*** Begin section ***

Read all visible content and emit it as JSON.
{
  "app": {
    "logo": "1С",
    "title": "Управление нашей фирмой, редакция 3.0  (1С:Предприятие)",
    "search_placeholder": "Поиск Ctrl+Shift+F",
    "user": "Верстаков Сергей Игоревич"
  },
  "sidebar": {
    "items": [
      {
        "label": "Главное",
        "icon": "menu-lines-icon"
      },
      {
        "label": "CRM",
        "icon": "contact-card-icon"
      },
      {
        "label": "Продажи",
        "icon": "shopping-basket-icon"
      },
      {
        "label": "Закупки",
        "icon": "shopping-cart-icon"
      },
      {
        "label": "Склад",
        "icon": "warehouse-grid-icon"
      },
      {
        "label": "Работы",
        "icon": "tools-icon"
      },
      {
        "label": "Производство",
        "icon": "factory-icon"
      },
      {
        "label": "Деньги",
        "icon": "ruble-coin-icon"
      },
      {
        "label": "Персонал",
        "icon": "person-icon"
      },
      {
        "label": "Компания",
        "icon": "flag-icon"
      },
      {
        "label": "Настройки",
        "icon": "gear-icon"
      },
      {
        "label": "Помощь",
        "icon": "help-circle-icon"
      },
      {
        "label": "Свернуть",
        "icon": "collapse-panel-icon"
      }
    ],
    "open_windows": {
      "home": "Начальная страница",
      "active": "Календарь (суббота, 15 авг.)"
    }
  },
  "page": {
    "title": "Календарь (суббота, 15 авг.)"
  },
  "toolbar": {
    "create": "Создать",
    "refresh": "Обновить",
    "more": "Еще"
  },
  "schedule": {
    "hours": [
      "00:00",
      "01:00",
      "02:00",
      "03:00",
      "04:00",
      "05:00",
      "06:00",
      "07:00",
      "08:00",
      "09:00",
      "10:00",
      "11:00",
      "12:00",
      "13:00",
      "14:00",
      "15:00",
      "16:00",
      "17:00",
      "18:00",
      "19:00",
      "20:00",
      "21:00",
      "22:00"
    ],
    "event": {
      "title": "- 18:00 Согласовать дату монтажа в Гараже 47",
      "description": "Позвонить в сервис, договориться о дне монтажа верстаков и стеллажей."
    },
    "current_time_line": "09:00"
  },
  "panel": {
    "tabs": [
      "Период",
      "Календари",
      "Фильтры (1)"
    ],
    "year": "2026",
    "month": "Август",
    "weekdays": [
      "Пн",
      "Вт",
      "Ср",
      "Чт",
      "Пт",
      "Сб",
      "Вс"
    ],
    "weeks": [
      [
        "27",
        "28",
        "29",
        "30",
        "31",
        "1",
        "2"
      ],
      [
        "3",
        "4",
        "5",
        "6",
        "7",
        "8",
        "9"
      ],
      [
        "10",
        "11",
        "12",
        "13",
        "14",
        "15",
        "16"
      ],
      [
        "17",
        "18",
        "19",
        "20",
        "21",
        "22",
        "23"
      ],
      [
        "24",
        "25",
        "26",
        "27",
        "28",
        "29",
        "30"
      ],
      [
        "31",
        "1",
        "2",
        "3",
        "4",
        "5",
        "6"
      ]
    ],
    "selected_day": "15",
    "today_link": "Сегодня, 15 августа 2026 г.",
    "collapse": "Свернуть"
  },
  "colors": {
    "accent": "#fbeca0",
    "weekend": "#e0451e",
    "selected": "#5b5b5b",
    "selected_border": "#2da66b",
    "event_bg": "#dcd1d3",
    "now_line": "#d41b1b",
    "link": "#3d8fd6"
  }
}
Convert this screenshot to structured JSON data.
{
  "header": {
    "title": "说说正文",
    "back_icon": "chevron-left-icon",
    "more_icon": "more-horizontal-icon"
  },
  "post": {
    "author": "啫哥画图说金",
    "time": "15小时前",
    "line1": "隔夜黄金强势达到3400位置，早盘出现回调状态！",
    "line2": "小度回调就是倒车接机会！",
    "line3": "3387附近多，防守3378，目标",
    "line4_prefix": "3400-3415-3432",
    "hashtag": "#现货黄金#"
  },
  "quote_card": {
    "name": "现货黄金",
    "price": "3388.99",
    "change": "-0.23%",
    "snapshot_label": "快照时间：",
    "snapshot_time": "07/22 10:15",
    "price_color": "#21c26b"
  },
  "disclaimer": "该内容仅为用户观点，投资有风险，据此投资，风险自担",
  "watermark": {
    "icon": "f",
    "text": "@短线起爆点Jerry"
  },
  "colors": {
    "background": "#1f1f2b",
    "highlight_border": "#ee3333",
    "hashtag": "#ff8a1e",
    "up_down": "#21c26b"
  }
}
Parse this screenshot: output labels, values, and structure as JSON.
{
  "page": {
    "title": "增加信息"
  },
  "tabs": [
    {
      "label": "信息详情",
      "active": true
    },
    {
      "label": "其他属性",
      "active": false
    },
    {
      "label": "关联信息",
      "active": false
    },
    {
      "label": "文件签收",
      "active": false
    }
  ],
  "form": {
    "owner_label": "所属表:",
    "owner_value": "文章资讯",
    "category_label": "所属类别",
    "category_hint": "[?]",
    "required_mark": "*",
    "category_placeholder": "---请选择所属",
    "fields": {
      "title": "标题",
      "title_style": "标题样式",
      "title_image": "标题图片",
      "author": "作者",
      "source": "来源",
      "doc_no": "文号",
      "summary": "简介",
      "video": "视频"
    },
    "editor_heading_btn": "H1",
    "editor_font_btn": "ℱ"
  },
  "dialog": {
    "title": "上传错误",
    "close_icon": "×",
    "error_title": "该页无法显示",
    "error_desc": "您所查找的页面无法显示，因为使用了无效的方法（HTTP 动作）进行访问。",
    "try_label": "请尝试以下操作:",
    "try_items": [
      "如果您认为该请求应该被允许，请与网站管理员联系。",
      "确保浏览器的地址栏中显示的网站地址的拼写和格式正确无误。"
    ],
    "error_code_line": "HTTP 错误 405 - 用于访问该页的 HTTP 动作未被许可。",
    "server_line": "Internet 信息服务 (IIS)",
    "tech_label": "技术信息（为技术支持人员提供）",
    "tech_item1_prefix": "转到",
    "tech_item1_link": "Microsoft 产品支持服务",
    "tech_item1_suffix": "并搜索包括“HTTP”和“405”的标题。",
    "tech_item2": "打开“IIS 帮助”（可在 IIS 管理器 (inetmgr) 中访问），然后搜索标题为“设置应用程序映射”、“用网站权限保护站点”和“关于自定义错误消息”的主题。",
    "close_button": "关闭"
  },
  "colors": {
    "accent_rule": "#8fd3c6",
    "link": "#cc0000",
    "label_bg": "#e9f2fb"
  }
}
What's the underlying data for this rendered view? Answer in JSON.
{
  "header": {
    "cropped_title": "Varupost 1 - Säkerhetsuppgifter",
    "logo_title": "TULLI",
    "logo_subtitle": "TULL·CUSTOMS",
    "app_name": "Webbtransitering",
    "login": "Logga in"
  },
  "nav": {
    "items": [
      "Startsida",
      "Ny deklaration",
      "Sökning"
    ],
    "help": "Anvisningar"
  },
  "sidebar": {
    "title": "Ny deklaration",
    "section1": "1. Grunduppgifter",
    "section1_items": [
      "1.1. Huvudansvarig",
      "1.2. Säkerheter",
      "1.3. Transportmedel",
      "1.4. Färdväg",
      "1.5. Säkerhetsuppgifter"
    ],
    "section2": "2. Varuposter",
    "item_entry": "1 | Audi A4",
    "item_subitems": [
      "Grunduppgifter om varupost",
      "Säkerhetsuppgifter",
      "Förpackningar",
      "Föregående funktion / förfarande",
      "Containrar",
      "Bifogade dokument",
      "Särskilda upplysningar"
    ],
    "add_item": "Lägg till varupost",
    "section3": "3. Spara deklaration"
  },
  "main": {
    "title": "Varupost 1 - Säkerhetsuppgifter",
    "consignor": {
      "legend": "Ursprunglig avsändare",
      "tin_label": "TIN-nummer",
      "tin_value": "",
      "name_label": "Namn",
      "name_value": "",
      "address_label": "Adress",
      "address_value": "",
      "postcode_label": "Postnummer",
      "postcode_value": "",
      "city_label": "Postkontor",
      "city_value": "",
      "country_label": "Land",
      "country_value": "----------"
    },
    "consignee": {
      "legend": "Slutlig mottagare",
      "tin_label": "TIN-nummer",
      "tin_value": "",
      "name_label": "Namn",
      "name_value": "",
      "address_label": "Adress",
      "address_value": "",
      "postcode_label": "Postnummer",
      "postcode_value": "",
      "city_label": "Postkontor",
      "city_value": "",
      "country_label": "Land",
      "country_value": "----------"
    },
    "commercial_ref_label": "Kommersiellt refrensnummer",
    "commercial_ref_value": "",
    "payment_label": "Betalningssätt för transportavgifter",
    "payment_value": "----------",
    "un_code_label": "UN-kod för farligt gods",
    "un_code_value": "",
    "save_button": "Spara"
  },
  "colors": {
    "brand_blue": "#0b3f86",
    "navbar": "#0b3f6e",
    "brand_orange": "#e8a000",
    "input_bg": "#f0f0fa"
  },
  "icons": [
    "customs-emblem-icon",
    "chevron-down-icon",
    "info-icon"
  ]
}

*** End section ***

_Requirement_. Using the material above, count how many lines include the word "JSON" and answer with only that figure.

_Exercise solution_. 4